The long-term outlook for European stocks is promising, according to Tim Crockford, this is despite hints from the European Central Bank that rates could be cut next month in a bid to tackle slowing growth in the eurozone.

The lead manager of Hermes European ex-UK fund told FTAdviser’s Craig Rickman that although central banks across the world are becoming increasingly dovish due to a worsening growth outlook, a number of opportunities still exist on the continent.

“There are going to be challenges, particularly in the short term, but on a three to five-year basis we’re really excited about the opportunities that we’re seeing and actually [the] cutting of rates by the ECB, or central banks more generally, doesn’t really affect that, it can only actually boost that,” he said.

Mr Crockford explained that Europe has been in a “lower for longer environment” for some time now, and the effect has been very much skewed towards boosting growth assets at the expense of sectors like the banks "who need a steeper yield curve". 

Figures published at the end of July showed that in the second quarter of this year, growth across the eurozone fell 1 per cent to 0.8 per cent.

Mr Crockford, however, remained sanguine about the future. He said that a key element of this was focusing attention onto the disruptive areas of certain sectors and the companies that are positively benefiting from that disruption as opposed to "the old economy businesses".

He added: “Perhaps more than the cost of capital effect, if you like, one of the areas that keeps us confident about the outlook for the particular firms that we’re looking at is that these companies are benefiting from long-term structural themes.”

One of these themes is biotechnology - a sector which experienced a particularly fruitful period, for investors at least, a few years ago. And despite the majority of biotech firms being located in the US, the manager said that European companies were still a major cog in the wheel of future developments.
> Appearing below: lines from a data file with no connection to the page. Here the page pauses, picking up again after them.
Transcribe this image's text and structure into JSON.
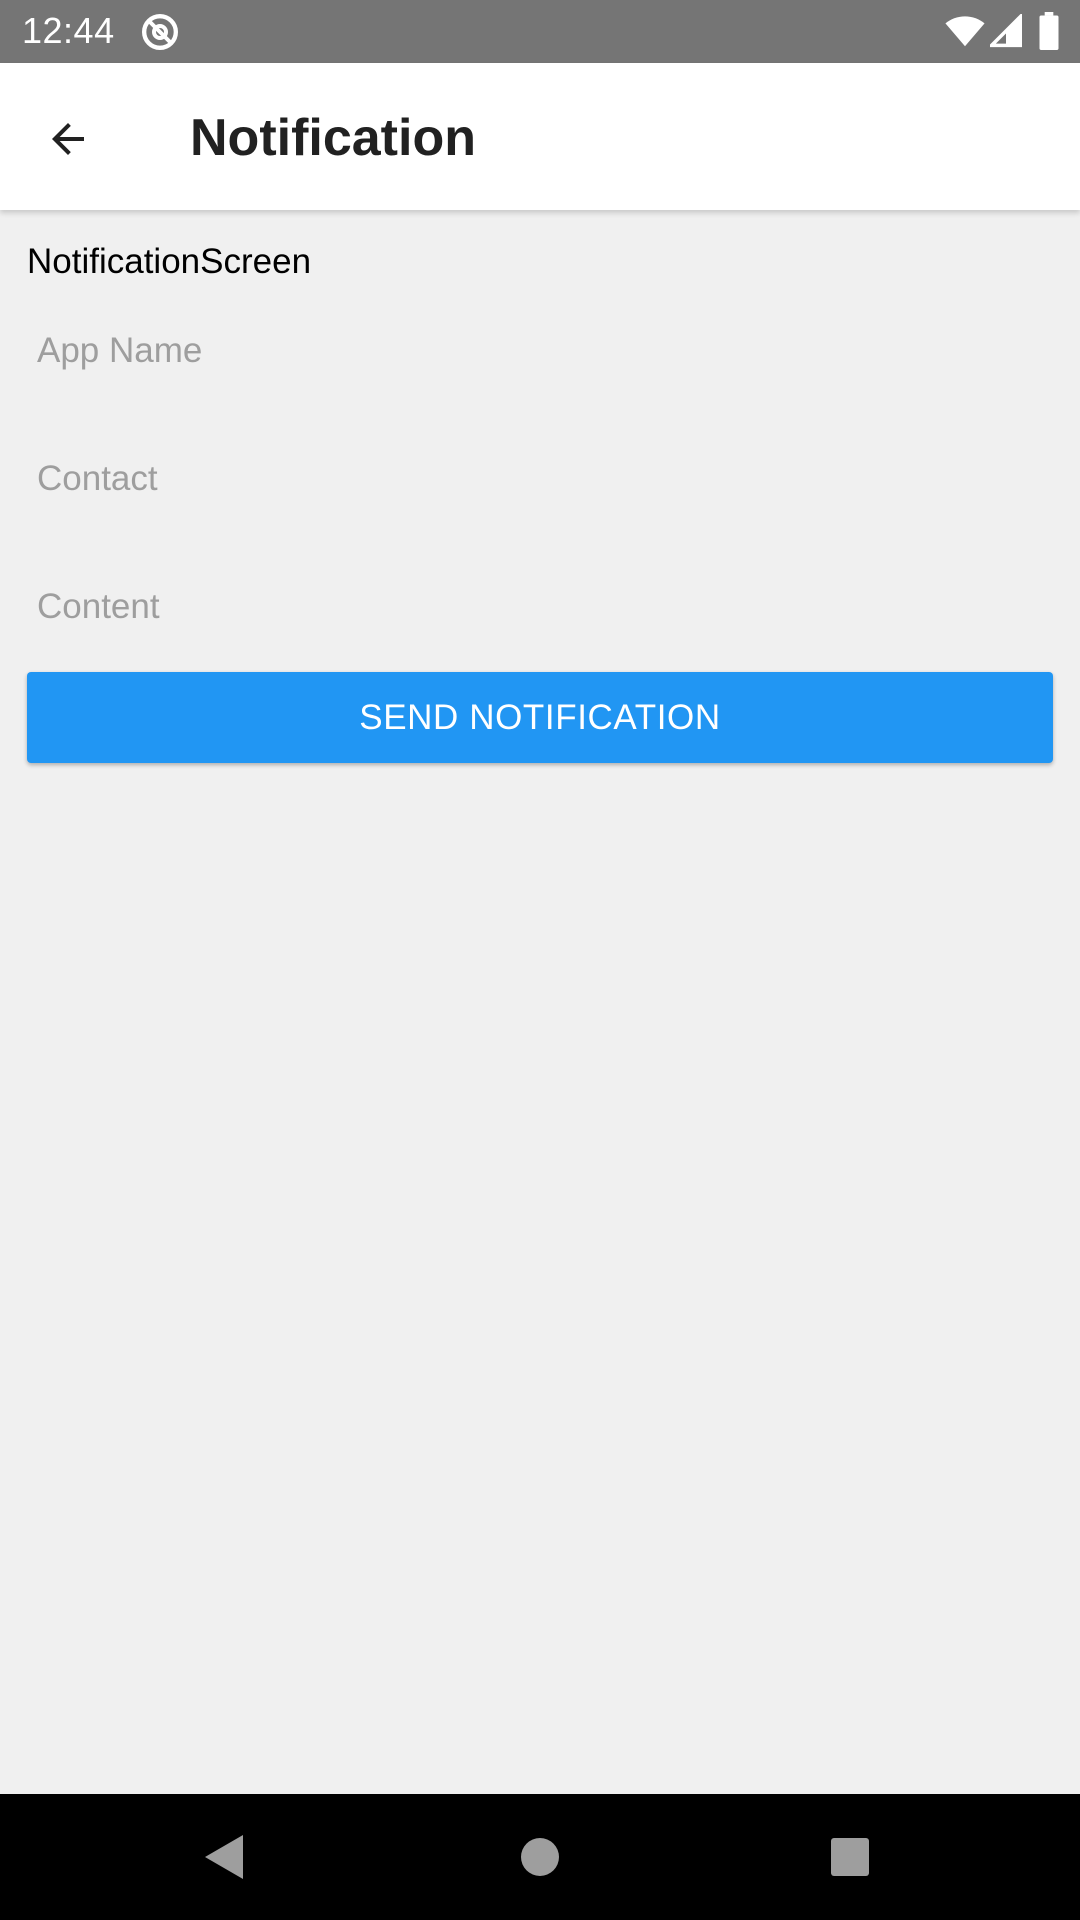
{
  "status_bar": {
    "time": "12:44",
    "icons": [
      "at-sign-icon",
      "wifi-icon",
      "cell-signal-icon",
      "battery-icon"
    ]
  },
  "app_bar": {
    "title": "Notification",
    "back_icon": "arrow-back-icon"
  },
  "main": {
    "screen_label": "NotificationScreen",
    "fields": {
      "app_name": {
        "value": "",
        "placeholder": "App Name"
      },
      "contact": {
        "value": "",
        "placeholder": "Contact"
      },
      "content": {
        "value": "",
        "placeholder": "Content"
      }
    },
    "send_button_label": "SEND NOTIFICATION"
  },
  "nav_bar": {
    "icons": [
      "nav-back-icon",
      "nav-home-icon",
      "nav-recents-icon"
    ]
  },
  "colors": {
    "status_bar": "#757575",
    "app_bar": "#ffffff",
    "background": "#f0f0f0",
    "accent": "#2196f3",
    "nav_bar": "#000000"
  }
}
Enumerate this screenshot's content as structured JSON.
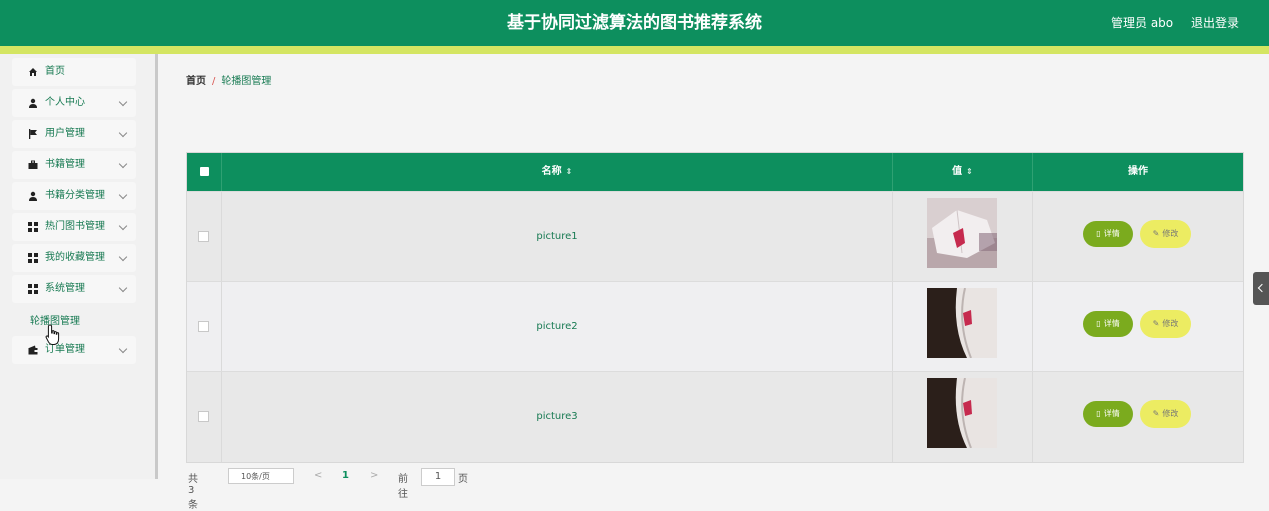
{
  "header": {
    "title": "基于协同过滤算法的图书推荐系统",
    "user_label": "管理员 abo",
    "logout_label": "退出登录"
  },
  "sidebar": {
    "items": [
      {
        "label": "首页",
        "icon": "home-icon"
      },
      {
        "label": "个人中心",
        "icon": "user-icon"
      },
      {
        "label": "用户管理",
        "icon": "flag-icon"
      },
      {
        "label": "书籍管理",
        "icon": "briefcase-icon"
      },
      {
        "label": "书籍分类管理",
        "icon": "user-icon"
      },
      {
        "label": "热门图书管理",
        "icon": "grid-icon"
      },
      {
        "label": "我的收藏管理",
        "icon": "grid-icon"
      },
      {
        "label": "系统管理",
        "icon": "grid-icon"
      },
      {
        "label": "订单管理",
        "icon": "wallet-icon"
      }
    ],
    "subitem": "轮播图管理"
  },
  "breadcrumb": {
    "home": "首页",
    "separator": "/",
    "current": "轮播图管理"
  },
  "table": {
    "columns": [
      "名称",
      "值",
      "操作"
    ],
    "rows": [
      {
        "name": "picture1",
        "image": "open book with red bookmark"
      },
      {
        "name": "picture2",
        "image": "book pages on dark background"
      },
      {
        "name": "picture3",
        "image": "book pages on dark background"
      }
    ],
    "detail_label": "详情",
    "edit_label": "修改"
  },
  "pagination": {
    "total": "共 3 条",
    "page_size": "10条/页",
    "prev": "<",
    "current_page": "1",
    "next": ">",
    "goto_label": "前往",
    "goto_value": "1",
    "page_unit": "页"
  },
  "colors": {
    "header": "#0d8f5e",
    "header_stripe": "#d4e562",
    "accent_text": "#177a52",
    "detail_button": "#7bab1e",
    "edit_button": "#ecec62"
  }
}
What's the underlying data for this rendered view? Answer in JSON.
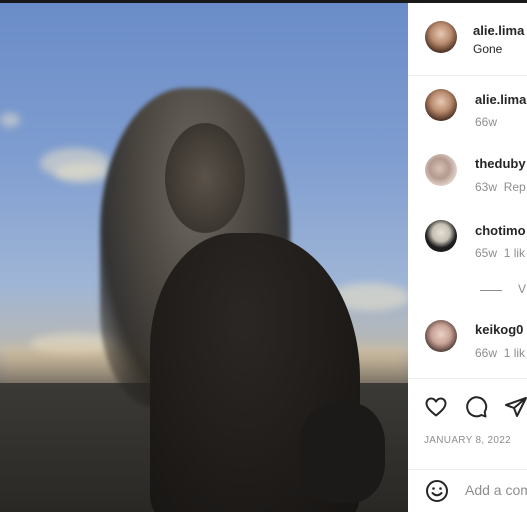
{
  "post": {
    "author": "alie.lima",
    "caption": "Gone",
    "date": "JANUARY 8, 2022"
  },
  "comments": [
    {
      "username": "alie.lima",
      "time": "66w",
      "extra": ""
    },
    {
      "username": "theduby",
      "time": "63w",
      "extra": "Rep"
    },
    {
      "username": "chotimo",
      "time": "65w",
      "extra": "1 lik"
    },
    {
      "username": "keikog0",
      "time": "66w",
      "extra": "1 lik"
    }
  ],
  "view_replies": "V",
  "add_comment": {
    "placeholder": "Add a com"
  },
  "icons": {
    "like": "heart-icon",
    "comment": "comment-bubble-icon",
    "share": "paper-plane-icon",
    "emoji": "smiley-face-icon"
  },
  "colors": {
    "text": "#262626",
    "muted": "#8e8e8e",
    "divider": "#efefef"
  }
}
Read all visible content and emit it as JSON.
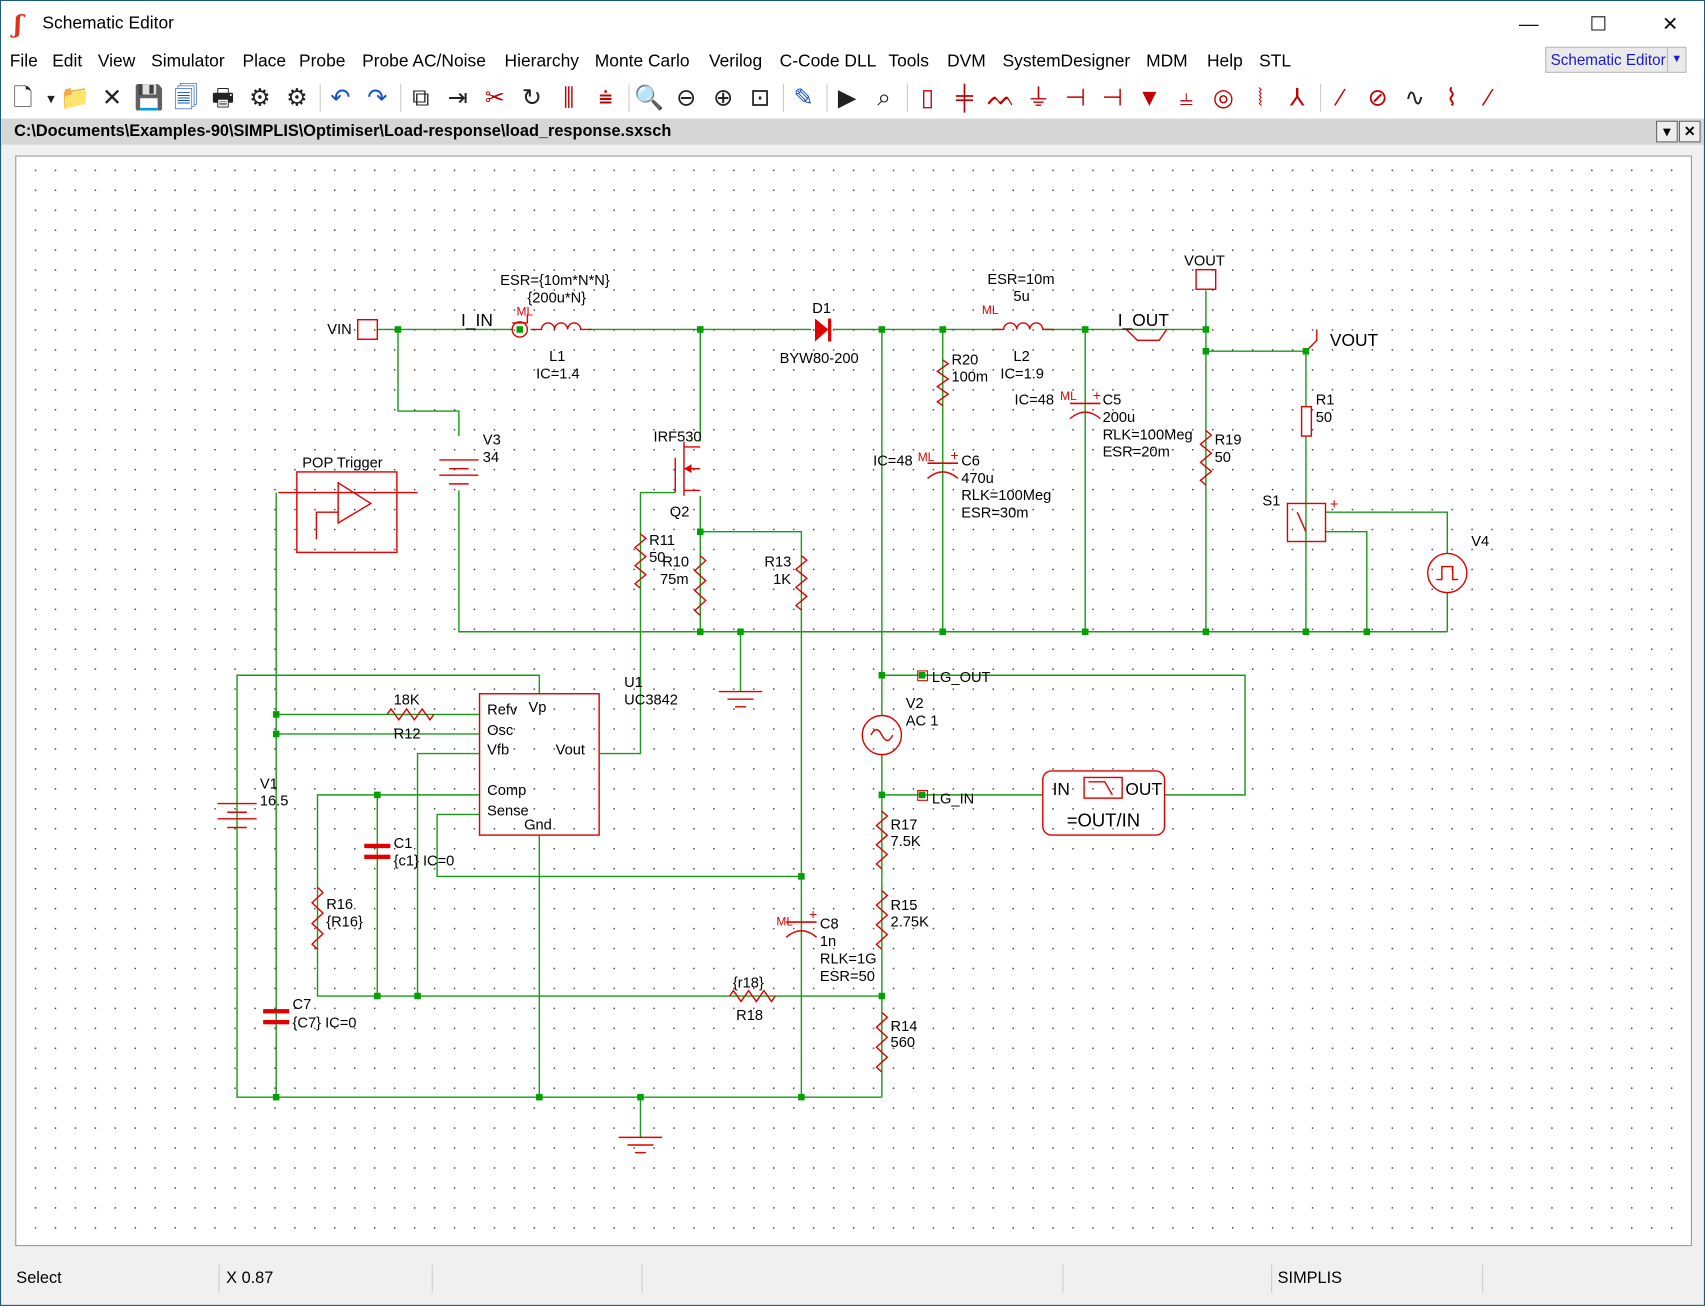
{
  "window": {
    "title": "Schematic Editor",
    "minimize": "—",
    "maximize": "☐",
    "close": "✕"
  },
  "menu": [
    "File",
    "Edit",
    "View",
    "Simulator",
    "Place",
    "Probe",
    "Probe AC/Noise",
    "Hierarchy",
    "Monte Carlo",
    "Verilog",
    "C-Code DLL",
    "Tools",
    "DVM",
    "SystemDesigner",
    "MDM",
    "Help",
    "STL"
  ],
  "mode_selector": {
    "value": "Schematic Editor"
  },
  "toolbar": [
    {
      "icon": "new-file-icon",
      "glyph": "🗋"
    },
    {
      "icon": "dropdown-arrow-icon",
      "glyph": "▾"
    },
    {
      "icon": "open-folder-icon",
      "glyph": "📁"
    },
    {
      "icon": "close-x-icon",
      "glyph": "✕"
    },
    {
      "icon": "save-icon",
      "glyph": "💾"
    },
    {
      "icon": "save-all-icon",
      "glyph": "🗐"
    },
    {
      "icon": "print-icon",
      "glyph": "🖶"
    },
    {
      "icon": "gear-icon",
      "glyph": "⚙"
    },
    {
      "icon": "gear-refresh-icon",
      "glyph": "⚙"
    },
    {
      "icon": "undo-icon",
      "glyph": "↶"
    },
    {
      "icon": "redo-icon",
      "glyph": "↷"
    },
    {
      "icon": "copy-icon",
      "glyph": "⧉"
    },
    {
      "icon": "paste-icon",
      "glyph": "⇥"
    },
    {
      "icon": "cut-icon",
      "glyph": "✂"
    },
    {
      "icon": "rotate-icon",
      "glyph": "↻"
    },
    {
      "icon": "mirror-lr-icon",
      "glyph": "⫼"
    },
    {
      "icon": "mirror-ud-icon",
      "glyph": "⩧"
    },
    {
      "icon": "zoom-fit-icon",
      "glyph": "🔍"
    },
    {
      "icon": "zoom-out-icon",
      "glyph": "⊖"
    },
    {
      "icon": "zoom-in-icon",
      "glyph": "⊕"
    },
    {
      "icon": "zoom-box-icon",
      "glyph": "⊡"
    },
    {
      "icon": "pencil-wire-icon",
      "glyph": "✎"
    },
    {
      "icon": "run-icon",
      "glyph": "▶"
    },
    {
      "icon": "binoculars-find-icon",
      "glyph": "⌕"
    },
    {
      "icon": "resistor-icon",
      "glyph": "▯"
    },
    {
      "icon": "capacitor-icon",
      "glyph": "╪"
    },
    {
      "icon": "inductor-icon",
      "glyph": "ᨓ"
    },
    {
      "icon": "ground-icon",
      "glyph": "⏚"
    },
    {
      "icon": "nmos-icon",
      "glyph": "⊣"
    },
    {
      "icon": "pmos-icon",
      "glyph": "⊣"
    },
    {
      "icon": "diode-icon",
      "glyph": "▼"
    },
    {
      "icon": "battery-icon",
      "glyph": "⫨"
    },
    {
      "icon": "ac-source-icon",
      "glyph": "◎"
    },
    {
      "icon": "transformer-icon",
      "glyph": "⦚"
    },
    {
      "icon": "terminal-icon",
      "glyph": "⅄"
    },
    {
      "icon": "voltage-probe-icon",
      "glyph": "⁄"
    },
    {
      "icon": "current-probe-icon",
      "glyph": "⊘"
    },
    {
      "icon": "waveform-icon",
      "glyph": "∿"
    },
    {
      "icon": "noise-waveform-icon",
      "glyph": "⌇"
    },
    {
      "icon": "diff-probe-icon",
      "glyph": "⁄"
    }
  ],
  "document": {
    "path": "C:\\Documents\\Examples-90\\SIMPLIS\\Optimiser\\Load-response\\load_response.sxsch",
    "menu_btn": "▾",
    "close_btn": "✕"
  },
  "schematic": {
    "vin": "VIN",
    "i_in": "I_IN",
    "ml": "ML",
    "l1_esr": "ESR={10m*N*N}",
    "l1_val": "{200u*N}",
    "l1_ref": "L1",
    "l1_ic": "IC=1.4",
    "d1_ref": "D1",
    "d1_val": "BYW80-200",
    "l2_esr": "ESR=10m",
    "l2_val": "5u",
    "l2_ref": "L2",
    "l2_ic": "IC=1.9",
    "i_out": "I_OUT",
    "vout_port": "VOUT",
    "vout_probe": "VOUT",
    "r20_ref": "R20",
    "r20_val": "100m",
    "c5_ic": "IC=48",
    "c5_ref": "C5",
    "c5_val": "200u",
    "c5_rlk": "RLK=100Meg",
    "c5_esr": "ESR=20m",
    "c6_ic": "IC=48",
    "c6_ref": "C6",
    "c6_val": "470u",
    "c6_rlk": "RLK=100Meg",
    "c6_esr": "ESR=30m",
    "r19_ref": "R19",
    "r19_val": "50",
    "r1_ref": "R1",
    "r1_val": "50",
    "s1_ref": "S1",
    "v4_ref": "V4",
    "v3_ref": "V3",
    "v3_val": "34",
    "pop": "POP Trigger",
    "q2_val": "IRF530",
    "q2_ref": "Q2",
    "r11_ref": "R11",
    "r11_val": "50",
    "r10_ref": "R10",
    "r10_val": "75m",
    "r13_ref": "R13",
    "r13_val": "1K",
    "u1_ref": "U1",
    "u1_val": "UC3842",
    "pin_refv": "Refv",
    "pin_vp": "Vp",
    "pin_osc": "Osc",
    "pin_vfb": "Vfb",
    "pin_vout": "Vout",
    "pin_comp": "Comp",
    "pin_sense": "Sense",
    "pin_gnd": "Gnd",
    "r12_val": "18K",
    "r12_ref": "R12",
    "v1_ref": "V1",
    "v1_val": "16.5",
    "c1_ref": "C1",
    "c1_val": "{c1} IC=0",
    "r16_ref": "R16",
    "r16_val": "{R16}",
    "c7_ref": "C7",
    "c7_val": "{C7} IC=0",
    "r18_val": "{r18}",
    "r18_ref": "R18",
    "c8_ref": "C8",
    "c8_val": "1n",
    "c8_rlk": "RLK=1G",
    "c8_esr": "ESR=50",
    "lg_out": "LG_OUT",
    "lg_in": "LG_IN",
    "v2_ref": "V2",
    "v2_val": "AC 1",
    "r17_ref": "R17",
    "r17_val": "7.5K",
    "r15_ref": "R15",
    "r15_val": "2.75K",
    "r14_ref": "R14",
    "r14_val": "560",
    "bode_in": "IN",
    "bode_out": "OUT",
    "bode_expr": "=OUT/IN",
    "plus": "+"
  },
  "status": {
    "mode": "Select",
    "coord": "X 0.87",
    "simulator": "SIMPLIS"
  },
  "colors": {
    "wire": "#1a9a1a",
    "component": "#e00000",
    "junction": "#00a000",
    "accent": "#1a1ad0"
  }
}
“The European market isn’t known for its biotech names but it is very predominant in the companies that are enabling this transition, [such as] supplying the industry with the equipment to manufacture these drugs, or the equipment to discover these drugs,” he said.

Mr Crockford was also encouraged by some cyclical sectors, including one that has in fact performed poorly so far this year - the auto space - citing the electrification of vehicles as an important trend.

Other themes that play into the circular economy also present some exciting growth opportunities, notably ones that are positive from an environmental viewpoint, he said.

“There’s a big focus within Europe to make companies more sustainable and part of that requires recycling assets as opposed to extracting new materials from the ground.

"There are some great companies within European space that are exposed to this theme and we’re very excited about them over the next five years,” Mr Crockford said.